[Input records Boundary: Start]

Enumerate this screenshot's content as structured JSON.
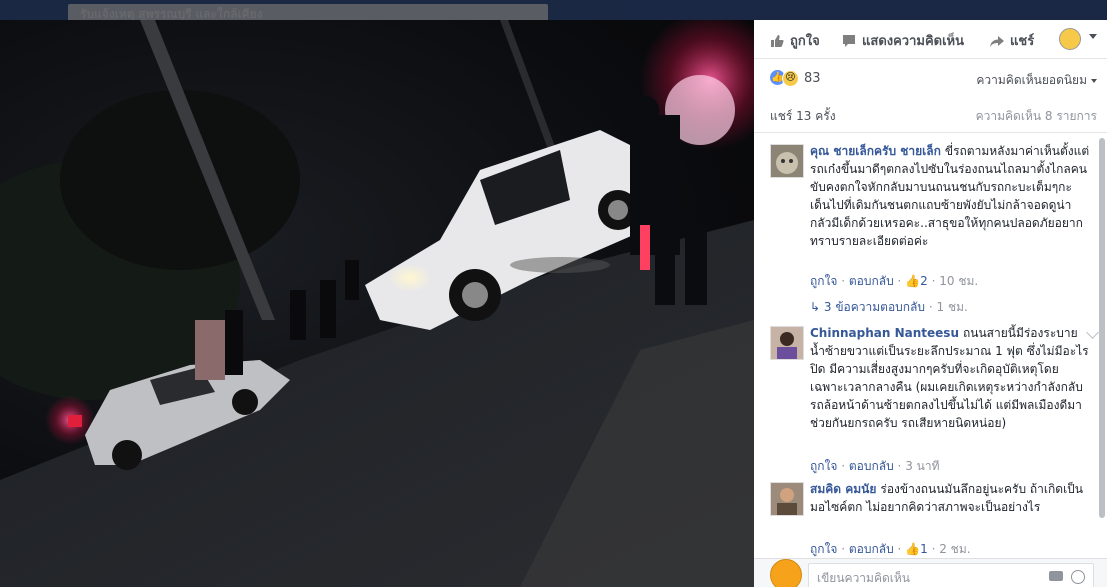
{
  "topbar": {
    "page_name": "รับแจ้งเหตุ สุพรรณบุรี และใกล้เคียง"
  },
  "actions": {
    "like": "ถูกใจ",
    "comment": "แสดงความคิดเห็น",
    "share": "แชร์"
  },
  "reactions": {
    "count": "83",
    "sort_label": "ความคิดเห็นยอดนิยม"
  },
  "stats": {
    "shares": "แชร์ 13 ครั้ง",
    "comments": "ความคิดเห็น 8 รายการ"
  },
  "comments": [
    {
      "name": "คุณ ชายเล็กครับ ชายเล็ก",
      "text": "ขี่รถตามหลังมาค่าเห็นตั้งแต่รถเก๋งขึ้นมาดีๆตกลงไปซับในร่องถนนไถลมาตั้งไกลคนขับคงตกใจหักกลับมาบนถนนชนกับรถกะบะเต็มๆกะเด็นไปที่เดิมกันชนตกแถบซ้ายพังยับไม่กล้าจอดดูน่ากลัวมีเด็กด้วยเหรอคะ..สาธุขอให้ทุกคนปลอดภัยอยากทราบรายละเอียดต่อค่ะ",
      "like": "ถูกใจ",
      "reply": "ตอบกลับ",
      "likes": "2",
      "time": "10 ชม.",
      "replies": "3 ข้อความตอบกลับ",
      "replies_time": "1 ชม."
    },
    {
      "name": "Chinnaphan Nanteesu",
      "text": "ถนนสายนี้มีร่องระบายน้ำซ้ายขวาแต่เป็นระยะลึกประมาณ 1 ฟุต ซึ่งไม่มีอะไรปิด มีความเสี่ยงสูงมากๆครับที่จะเกิดอุบัติเหตุโดยเฉพาะเวลากลางคืน (ผมเคยเกิดเหตุระหว่างกำลังกลับรถล้อหน้าด้านซ้ายตกลงไปขึ้นไม่ได้ แต่มีพลเมืองดีมาช่วยกันยกรถครับ รถเสียหายนิดหน่อย)",
      "like": "ถูกใจ",
      "reply": "ตอบกลับ",
      "time": "3 นาที"
    },
    {
      "name": "สมคิด คมนัย",
      "text": "ร่องข้างถนนมันลึกอยู่นะครับ ถ้าเกิดเป็นมอไซค์ตก ไม่อยากคิดว่าสภาพจะเป็นอย่างไร",
      "like": "ถูกใจ",
      "reply": "ตอบกลับ",
      "likes": "1",
      "time": "2 ชม."
    }
  ],
  "compose": {
    "placeholder": "เขียนความคิดเห็น"
  }
}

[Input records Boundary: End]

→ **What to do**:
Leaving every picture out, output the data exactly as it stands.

→ **Solution for this task**:
Enumerate this screenshot's content as structured JSON.
{
  "topbar": {
    "page_name": "รับแจ้งเหตุ สุพรรณบุรี และใกล้เคียง"
  },
  "actions": {
    "like": "ถูกใจ",
    "comment": "แสดงความคิดเห็น",
    "share": "แชร์"
  },
  "reactions": {
    "count": "83",
    "sort_label": "ความคิดเห็นยอดนิยม"
  },
  "stats": {
    "shares": "แชร์ 13 ครั้ง",
    "comments": "ความคิดเห็น 8 รายการ"
  },
  "comments": [
    {
      "name": "คุณ ชายเล็กครับ ชายเล็ก",
      "text": "ขี่รถตามหลังมาค่าเห็นตั้งแต่รถเก๋งขึ้นมาดีๆตกลงไปซับในร่องถนนไถลมาตั้งไกลคนขับคงตกใจหักกลับมาบนถนนชนกับรถกะบะเต็มๆกะเด็นไปที่เดิมกันชนตกแถบซ้ายพังยับไม่กล้าจอดดูน่ากลัวมีเด็กด้วยเหรอคะ..สาธุขอให้ทุกคนปลอดภัยอยากทราบรายละเอียดต่อค่ะ",
      "like": "ถูกใจ",
      "reply": "ตอบกลับ",
      "likes": "2",
      "time": "10 ชม.",
      "replies": "3 ข้อความตอบกลับ",
      "replies_time": "1 ชม."
    },
    {
      "name": "Chinnaphan Nanteesu",
      "text": "ถนนสายนี้มีร่องระบายน้ำซ้ายขวาแต่เป็นระยะลึกประมาณ 1 ฟุต ซึ่งไม่มีอะไรปิด มีความเสี่ยงสูงมากๆครับที่จะเกิดอุบัติเหตุโดยเฉพาะเวลากลางคืน (ผมเคยเกิดเหตุระหว่างกำลังกลับรถล้อหน้าด้านซ้ายตกลงไปขึ้นไม่ได้ แต่มีพลเมืองดีมาช่วยกันยกรถครับ รถเสียหายนิดหน่อย)",
      "like": "ถูกใจ",
      "reply": "ตอบกลับ",
      "time": "3 นาที"
    },
    {
      "name": "สมคิด คมนัย",
      "text": "ร่องข้างถนนมันลึกอยู่นะครับ ถ้าเกิดเป็นมอไซค์ตก ไม่อยากคิดว่าสภาพจะเป็นอย่างไร",
      "like": "ถูกใจ",
      "reply": "ตอบกลับ",
      "likes": "1",
      "time": "2 ชม."
    }
  ],
  "compose": {
    "placeholder": "เขียนความคิดเห็น"
  }
}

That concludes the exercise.